The limitation period for bringing whiplash claims should be slashed to six months, the Lloyd’s Market Association (LMA) has proposed.
As the rhetoric steps up with the transport select committee’s inquiry into whiplash, the LMA said its proposals would “reduce the number and cost of whiplash claims in the UK, particularly reducing the number of frivolous and fraudulent claims”.
As an alternative to cutting the three-year limitation period, the LMA said damages should be reduced for claims submitted more than six months after an accident.
In its submission to the select committee, it also called for a tariff of damages that courts can award to whiplash claimants, dependent on the severity of their condition. “The LMA noted that a similar system operates successfully in France, and agreed scales of damages have worked well in other areas of compensation in the UK,” it said.
The LMA supported the government’s proposals to raise the small claims limit for injury claims to £5,000 and a new medical reports process – it called for a change to the situation where “many of the medical agencies conducting assessments of whiplash claimants are owned by solicitors”.
There should also be “a new public debate on the appropriate level of damages for whiplash claims in the UK”, it said.
David Powell, the LMA’s underwriting manager, said: “A major difficulty is that the low barrier to success for whiplash claims, and the high cost of opposing them, often makes it uneconomic for defendants to mount a legal defence – even when claims are weak. “Whiplash is a highly subjective injury: the accepted legal evidence of causation and injury is entirely based on doctors describing symptoms reports by the claimant – potentially up to three years after the event. We believe the proposals outlined by the LMA would be sufficient to reduce the frequency and cost of low value motor claims in the next few years.”
According to the Association of British Insurers’ submission to the select committee, 78% of PI claims following road accidents in the UK are for whiplash, twice the average percentage of whiplash claims across Europe. It compares to 30% in France and Denmark, 31% in Spain, 35% in the Netherlands and 68% in Italy.
The ABI supported the government’s whiplash proposals, and also said there should be “a fair and transparent method for calculating compensation for minor whiplash injuries, which is set independently”.
Head of motor and liability James Dalton said: “Our proposals will ensure that genuine claimants receive access to justice at a proportionate cost, while driving out fraudulent and exaggerated whiplash claims that increase the cost of car insurance for honest motorists.”
Meanwhile, following its RTA fraud conference last week, the Motor Accident Solicitors Society has called for “an end to the ‘have a go’ culture that is endemic across British society and which has contributed to an increase in fraudulent motor accident claims”.
Chairman Craig Budsworth said: “The government must recognise that problems within the motor insurance industry are being replicated across many areas of society. The way to tackle this is not by introducing one-size-fits-all changes that will also prevent legitimate recompense for victims, but a more holistic approach that includes addressing wider social and cultural issues.

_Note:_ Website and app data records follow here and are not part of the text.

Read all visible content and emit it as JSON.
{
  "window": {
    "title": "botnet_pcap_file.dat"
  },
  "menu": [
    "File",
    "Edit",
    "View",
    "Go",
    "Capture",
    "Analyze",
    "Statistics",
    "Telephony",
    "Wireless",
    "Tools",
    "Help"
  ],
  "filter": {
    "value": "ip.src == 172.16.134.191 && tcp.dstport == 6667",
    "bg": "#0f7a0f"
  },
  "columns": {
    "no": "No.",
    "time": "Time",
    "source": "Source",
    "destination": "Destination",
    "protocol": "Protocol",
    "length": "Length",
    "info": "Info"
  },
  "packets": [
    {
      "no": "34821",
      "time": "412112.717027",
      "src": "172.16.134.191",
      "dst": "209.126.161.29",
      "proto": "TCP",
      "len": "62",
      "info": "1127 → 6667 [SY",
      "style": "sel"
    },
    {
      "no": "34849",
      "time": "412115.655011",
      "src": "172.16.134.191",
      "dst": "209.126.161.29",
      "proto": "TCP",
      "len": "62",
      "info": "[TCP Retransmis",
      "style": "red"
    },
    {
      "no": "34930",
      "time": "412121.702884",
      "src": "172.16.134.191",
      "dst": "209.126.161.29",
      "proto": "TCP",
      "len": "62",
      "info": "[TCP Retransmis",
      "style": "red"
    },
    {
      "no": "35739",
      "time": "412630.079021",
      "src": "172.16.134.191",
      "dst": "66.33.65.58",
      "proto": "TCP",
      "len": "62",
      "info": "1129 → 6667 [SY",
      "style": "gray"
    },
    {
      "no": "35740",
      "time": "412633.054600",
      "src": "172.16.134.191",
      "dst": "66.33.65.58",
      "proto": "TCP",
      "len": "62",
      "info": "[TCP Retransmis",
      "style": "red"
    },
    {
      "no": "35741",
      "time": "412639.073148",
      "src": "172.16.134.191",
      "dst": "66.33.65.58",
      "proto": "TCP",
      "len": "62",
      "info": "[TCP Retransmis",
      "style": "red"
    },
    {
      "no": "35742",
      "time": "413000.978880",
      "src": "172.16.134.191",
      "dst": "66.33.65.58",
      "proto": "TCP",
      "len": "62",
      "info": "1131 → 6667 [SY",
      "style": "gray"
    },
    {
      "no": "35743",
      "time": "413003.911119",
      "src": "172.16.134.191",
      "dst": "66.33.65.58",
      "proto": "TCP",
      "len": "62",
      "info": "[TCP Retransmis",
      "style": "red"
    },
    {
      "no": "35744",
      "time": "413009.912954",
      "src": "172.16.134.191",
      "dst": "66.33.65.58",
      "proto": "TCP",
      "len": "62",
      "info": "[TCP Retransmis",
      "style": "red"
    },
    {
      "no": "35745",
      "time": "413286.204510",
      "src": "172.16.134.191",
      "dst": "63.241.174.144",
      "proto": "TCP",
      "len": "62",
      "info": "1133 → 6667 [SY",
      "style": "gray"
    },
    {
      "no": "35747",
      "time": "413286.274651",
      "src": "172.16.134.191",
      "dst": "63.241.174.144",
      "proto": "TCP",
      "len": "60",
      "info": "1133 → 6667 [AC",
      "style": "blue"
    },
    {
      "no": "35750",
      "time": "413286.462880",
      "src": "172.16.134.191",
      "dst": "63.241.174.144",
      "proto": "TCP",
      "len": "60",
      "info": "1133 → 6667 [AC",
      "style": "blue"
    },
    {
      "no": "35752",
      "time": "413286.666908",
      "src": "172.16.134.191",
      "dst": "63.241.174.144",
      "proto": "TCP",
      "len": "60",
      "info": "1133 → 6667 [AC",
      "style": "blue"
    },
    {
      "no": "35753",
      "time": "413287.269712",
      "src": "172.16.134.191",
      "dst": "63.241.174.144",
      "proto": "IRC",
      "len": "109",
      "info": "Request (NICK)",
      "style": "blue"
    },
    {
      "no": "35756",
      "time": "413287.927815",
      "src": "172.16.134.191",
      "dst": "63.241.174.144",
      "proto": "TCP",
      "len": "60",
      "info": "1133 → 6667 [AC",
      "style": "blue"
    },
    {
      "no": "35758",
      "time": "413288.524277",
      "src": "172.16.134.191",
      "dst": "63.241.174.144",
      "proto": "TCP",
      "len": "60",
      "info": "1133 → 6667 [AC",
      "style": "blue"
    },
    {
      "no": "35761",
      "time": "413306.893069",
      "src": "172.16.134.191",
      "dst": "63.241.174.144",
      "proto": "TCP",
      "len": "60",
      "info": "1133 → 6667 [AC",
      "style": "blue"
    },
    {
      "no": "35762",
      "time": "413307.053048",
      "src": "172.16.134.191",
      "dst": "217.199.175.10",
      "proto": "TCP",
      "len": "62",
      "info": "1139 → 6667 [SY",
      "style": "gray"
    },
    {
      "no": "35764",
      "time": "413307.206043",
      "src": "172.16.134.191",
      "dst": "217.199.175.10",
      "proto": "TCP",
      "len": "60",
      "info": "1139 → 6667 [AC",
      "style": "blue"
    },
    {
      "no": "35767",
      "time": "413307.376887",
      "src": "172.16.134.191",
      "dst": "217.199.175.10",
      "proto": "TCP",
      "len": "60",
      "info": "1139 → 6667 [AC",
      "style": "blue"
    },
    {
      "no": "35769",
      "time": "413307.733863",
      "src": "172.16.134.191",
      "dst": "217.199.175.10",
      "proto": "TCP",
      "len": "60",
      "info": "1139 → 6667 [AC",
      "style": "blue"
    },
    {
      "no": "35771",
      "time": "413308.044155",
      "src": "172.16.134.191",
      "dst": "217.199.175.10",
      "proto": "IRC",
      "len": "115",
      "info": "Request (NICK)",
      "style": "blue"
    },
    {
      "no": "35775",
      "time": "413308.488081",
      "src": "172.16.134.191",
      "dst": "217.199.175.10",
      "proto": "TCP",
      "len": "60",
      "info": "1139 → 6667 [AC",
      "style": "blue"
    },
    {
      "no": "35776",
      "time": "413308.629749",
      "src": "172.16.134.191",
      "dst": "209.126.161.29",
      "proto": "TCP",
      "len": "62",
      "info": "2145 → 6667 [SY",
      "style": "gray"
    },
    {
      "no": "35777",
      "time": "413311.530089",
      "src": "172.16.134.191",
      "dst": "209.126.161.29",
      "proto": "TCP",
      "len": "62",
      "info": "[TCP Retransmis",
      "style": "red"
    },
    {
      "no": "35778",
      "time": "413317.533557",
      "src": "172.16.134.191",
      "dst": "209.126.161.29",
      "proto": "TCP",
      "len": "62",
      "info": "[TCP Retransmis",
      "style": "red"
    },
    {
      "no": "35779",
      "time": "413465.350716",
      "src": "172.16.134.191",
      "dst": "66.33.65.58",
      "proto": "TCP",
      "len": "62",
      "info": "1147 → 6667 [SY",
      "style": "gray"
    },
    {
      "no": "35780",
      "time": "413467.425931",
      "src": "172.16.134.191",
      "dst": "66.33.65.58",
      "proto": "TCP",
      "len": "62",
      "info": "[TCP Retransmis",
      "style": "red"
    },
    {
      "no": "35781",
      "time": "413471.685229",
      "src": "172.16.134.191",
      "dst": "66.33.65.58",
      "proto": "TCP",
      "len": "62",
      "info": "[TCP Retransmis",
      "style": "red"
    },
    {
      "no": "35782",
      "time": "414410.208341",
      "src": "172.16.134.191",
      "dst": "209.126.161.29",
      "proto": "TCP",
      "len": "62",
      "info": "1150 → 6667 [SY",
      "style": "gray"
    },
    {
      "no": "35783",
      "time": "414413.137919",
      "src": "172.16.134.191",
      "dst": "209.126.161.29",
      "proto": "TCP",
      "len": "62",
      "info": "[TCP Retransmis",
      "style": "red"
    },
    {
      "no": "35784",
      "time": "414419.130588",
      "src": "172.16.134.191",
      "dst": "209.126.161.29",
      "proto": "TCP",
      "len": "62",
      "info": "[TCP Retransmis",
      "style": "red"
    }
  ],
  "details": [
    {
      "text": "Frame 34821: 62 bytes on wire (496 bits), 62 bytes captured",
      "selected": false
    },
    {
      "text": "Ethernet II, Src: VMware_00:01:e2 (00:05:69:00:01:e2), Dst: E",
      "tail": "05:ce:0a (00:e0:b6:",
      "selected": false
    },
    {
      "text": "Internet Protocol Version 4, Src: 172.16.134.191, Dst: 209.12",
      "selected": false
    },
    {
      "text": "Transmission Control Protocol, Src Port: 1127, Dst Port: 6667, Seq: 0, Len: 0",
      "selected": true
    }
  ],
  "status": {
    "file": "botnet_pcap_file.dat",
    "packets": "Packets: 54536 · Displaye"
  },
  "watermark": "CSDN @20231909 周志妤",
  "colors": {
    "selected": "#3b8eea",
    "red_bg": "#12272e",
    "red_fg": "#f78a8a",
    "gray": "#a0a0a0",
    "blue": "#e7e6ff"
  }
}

“People need to understand that making a fraudulent claim may, if undiscovered, bring short-term financial reward, but ultimately leads to increases in everyone’s insurance premium as the costs are passed on. Until the root cause is tackled, those who wish to ‘have a go’ will at least seek to do so.”
He urged insurers to play their part by stopping activities such as pre-medical offers and “other incentives that might encourage this behaviour”.